But buyers in Baltimore often respond better to a finished product than to plans on paper, said Michael Yerman, a partner in Yerman, Witman, Gaines and Garceau Realty, who has worked as a sales agent for the Ritz Carlton Residences under construction in the Inner Harbor and has overseen development of other city condo projects. Most new buildings have offered pre-construction sales at sales trailers or offices. But waiting to sell could help pique buyers' interest, especially for such an atypical conversion, he said.
"It's unusual, it's bold and a little daring, but it just may work," Yerman said.
"It's a very, very unique and avant-garde project," he said. "The whole idea is something that Baltimore has never seen, with lofty, glassy units and very upscale. I think they want Baltimore to see it when it's finished, not looking at plans.
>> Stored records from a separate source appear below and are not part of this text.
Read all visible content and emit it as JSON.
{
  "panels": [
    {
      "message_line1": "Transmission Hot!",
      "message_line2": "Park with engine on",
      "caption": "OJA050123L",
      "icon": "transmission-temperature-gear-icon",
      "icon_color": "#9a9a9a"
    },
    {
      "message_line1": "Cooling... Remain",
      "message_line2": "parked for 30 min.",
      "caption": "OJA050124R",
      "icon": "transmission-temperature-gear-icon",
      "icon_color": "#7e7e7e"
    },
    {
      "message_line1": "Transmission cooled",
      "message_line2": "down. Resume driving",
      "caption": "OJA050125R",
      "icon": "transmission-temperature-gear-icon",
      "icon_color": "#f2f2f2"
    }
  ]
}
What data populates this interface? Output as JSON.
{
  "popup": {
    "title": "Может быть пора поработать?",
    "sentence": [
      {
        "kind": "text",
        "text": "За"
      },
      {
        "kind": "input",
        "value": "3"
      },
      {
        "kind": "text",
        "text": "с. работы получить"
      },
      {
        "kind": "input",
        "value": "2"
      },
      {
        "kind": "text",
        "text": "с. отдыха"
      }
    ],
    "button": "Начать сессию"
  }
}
It's an interesting concept not to pre-sell; we'll see if it's going to work or not."
Downtown Baltimore, unlike some other markets, has not reached a point of saturation with new condos, said Daraius Irani, director of the applied economics group at RESI, Towson University's research and consulting arm.
Still, eliminating pre-sales, "does seem somewhat risky, given the current real estate market," Irani said. "However, they're not making any more water views."
Ever since Turner purchased the old grain elevator from Archer Daniels Midland Co. in 2003, he has believed the towering concrete plant backing up to Locust Point rowhouses could become one of the most unique addresses in the city.
Despite a slowdown in the market, Turner says 75 people have lined up to put down deposits, which he won't take - yet.
Turner's lender gave him the option of holding off on sales, he said, because his company has a 15 percent to 20 percent equity stake in the project and owns the land.
"The reason we did it, we just thought the real estate was so spectacular," said Jodi Gallivan, a vice president with iStar Financial Inc., Silo Point's lender. "We had confidence in Pat in executing the deal."
On a recent morning, Turner bounded across the dusty construction site, stepping over boards and wires and crisscrossing to avoid the puddles. He ducked into one of the old silos that once stored grain and peered skyward.
He rode a construction elevator up to the project's newly built glass and steel wraparound building and strode into a concrete shell of what by spring could be someone's living room. A test kitchen had been installed, with gleaming stainless appliances and fixtures and black granite countertops.
The building will have ground-floor restaurants - the developer says he's in talks with several interested in moving in - a residents-only sky lounge and possibly a spa.
Turner says he sees how his selling strategy - one he has used on other redevelopment projects - might seem risky.
But then again, he says, most people have considered Silo Point risky from the start.
"Everyone said when I bought [the old grain elevator], we were crazy," Turner said. "They said we'll never get it done, we'll never get it zoned. It's impossible to do."
With construction moving ahead, he said he believes the market will improve.
"I think in April of next year, the market will be in a better position," Turner said. "It will start to level off."